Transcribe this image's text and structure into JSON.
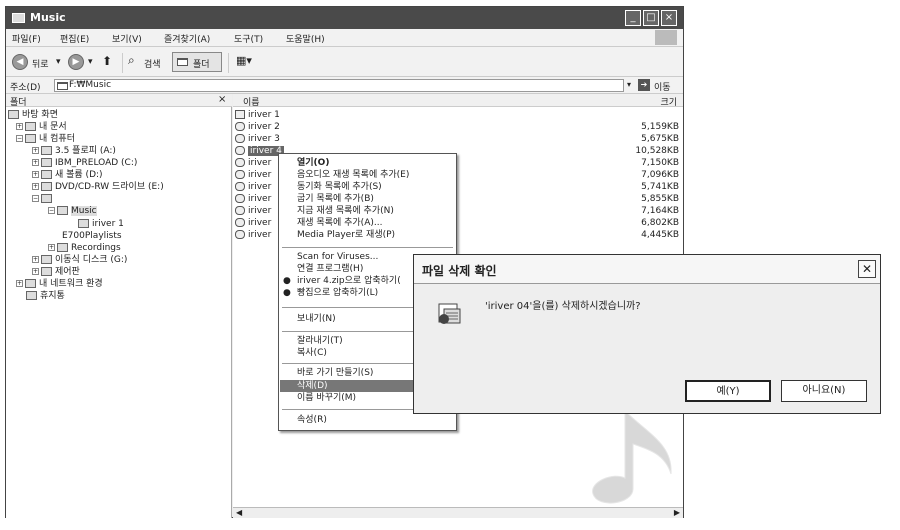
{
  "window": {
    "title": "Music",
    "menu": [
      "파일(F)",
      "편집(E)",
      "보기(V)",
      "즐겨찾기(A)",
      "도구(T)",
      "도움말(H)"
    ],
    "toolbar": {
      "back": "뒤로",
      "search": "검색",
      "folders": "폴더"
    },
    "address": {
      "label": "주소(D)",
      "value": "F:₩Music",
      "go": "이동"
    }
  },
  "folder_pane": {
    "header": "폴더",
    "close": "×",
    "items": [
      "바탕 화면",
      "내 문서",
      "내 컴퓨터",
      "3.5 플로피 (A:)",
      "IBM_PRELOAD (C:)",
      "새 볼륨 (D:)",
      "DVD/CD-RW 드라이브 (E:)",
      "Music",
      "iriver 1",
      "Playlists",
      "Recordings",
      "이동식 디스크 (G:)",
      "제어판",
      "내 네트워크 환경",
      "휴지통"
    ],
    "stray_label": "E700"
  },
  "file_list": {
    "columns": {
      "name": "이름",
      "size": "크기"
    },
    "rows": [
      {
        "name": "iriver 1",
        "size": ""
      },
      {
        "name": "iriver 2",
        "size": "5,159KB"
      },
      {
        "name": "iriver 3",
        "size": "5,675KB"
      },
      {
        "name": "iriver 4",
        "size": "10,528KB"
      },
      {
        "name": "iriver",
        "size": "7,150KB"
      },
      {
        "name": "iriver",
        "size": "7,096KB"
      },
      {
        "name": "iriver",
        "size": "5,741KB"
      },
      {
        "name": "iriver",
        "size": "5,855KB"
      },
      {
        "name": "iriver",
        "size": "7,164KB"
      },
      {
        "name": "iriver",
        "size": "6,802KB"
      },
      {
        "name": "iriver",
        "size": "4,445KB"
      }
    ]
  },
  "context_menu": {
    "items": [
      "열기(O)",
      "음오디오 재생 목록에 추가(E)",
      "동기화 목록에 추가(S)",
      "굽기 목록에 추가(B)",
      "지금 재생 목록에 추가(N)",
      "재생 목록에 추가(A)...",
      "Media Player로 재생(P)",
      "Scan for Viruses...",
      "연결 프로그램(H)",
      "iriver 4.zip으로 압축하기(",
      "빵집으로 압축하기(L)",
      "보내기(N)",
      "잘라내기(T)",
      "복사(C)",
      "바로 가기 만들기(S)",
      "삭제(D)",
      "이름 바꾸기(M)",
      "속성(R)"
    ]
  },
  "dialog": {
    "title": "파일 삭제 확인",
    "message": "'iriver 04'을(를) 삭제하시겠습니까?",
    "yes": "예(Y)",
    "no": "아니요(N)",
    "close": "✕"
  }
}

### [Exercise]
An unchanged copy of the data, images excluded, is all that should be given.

### [Problem solution]
Transcribe this image's text and structure into JSON.
{
  "window": {
    "title": "Music",
    "menu": [
      "파일(F)",
      "편집(E)",
      "보기(V)",
      "즐겨찾기(A)",
      "도구(T)",
      "도움말(H)"
    ],
    "toolbar": {
      "back": "뒤로",
      "search": "검색",
      "folders": "폴더"
    },
    "address": {
      "label": "주소(D)",
      "value": "F:₩Music",
      "go": "이동"
    }
  },
  "folder_pane": {
    "header": "폴더",
    "close": "×",
    "items": [
      "바탕 화면",
      "내 문서",
      "내 컴퓨터",
      "3.5 플로피 (A:)",
      "IBM_PRELOAD (C:)",
      "새 볼륨 (D:)",
      "DVD/CD-RW 드라이브 (E:)",
      "Music",
      "iriver 1",
      "Playlists",
      "Recordings",
      "이동식 디스크 (G:)",
      "제어판",
      "내 네트워크 환경",
      "휴지통"
    ],
    "stray_label": "E700"
  },
  "file_list": {
    "columns": {
      "name": "이름",
      "size": "크기"
    },
    "rows": [
      {
        "name": "iriver 1",
        "size": ""
      },
      {
        "name": "iriver 2",
        "size": "5,159KB"
      },
      {
        "name": "iriver 3",
        "size": "5,675KB"
      },
      {
        "name": "iriver 4",
        "size": "10,528KB"
      },
      {
        "name": "iriver",
        "size": "7,150KB"
      },
      {
        "name": "iriver",
        "size": "7,096KB"
      },
      {
        "name": "iriver",
        "size": "5,741KB"
      },
      {
        "name": "iriver",
        "size": "5,855KB"
      },
      {
        "name": "iriver",
        "size": "7,164KB"
      },
      {
        "name": "iriver",
        "size": "6,802KB"
      },
      {
        "name": "iriver",
        "size": "4,445KB"
      }
    ]
  },
  "context_menu": {
    "items": [
      "열기(O)",
      "음오디오 재생 목록에 추가(E)",
      "동기화 목록에 추가(S)",
      "굽기 목록에 추가(B)",
      "지금 재생 목록에 추가(N)",
      "재생 목록에 추가(A)...",
      "Media Player로 재생(P)",
      "Scan for Viruses...",
      "연결 프로그램(H)",
      "iriver 4.zip으로 압축하기(",
      "빵집으로 압축하기(L)",
      "보내기(N)",
      "잘라내기(T)",
      "복사(C)",
      "바로 가기 만들기(S)",
      "삭제(D)",
      "이름 바꾸기(M)",
      "속성(R)"
    ]
  },
  "dialog": {
    "title": "파일 삭제 확인",
    "message": "'iriver 04'을(를) 삭제하시겠습니까?",
    "yes": "예(Y)",
    "no": "아니요(N)",
    "close": "✕"
  }
}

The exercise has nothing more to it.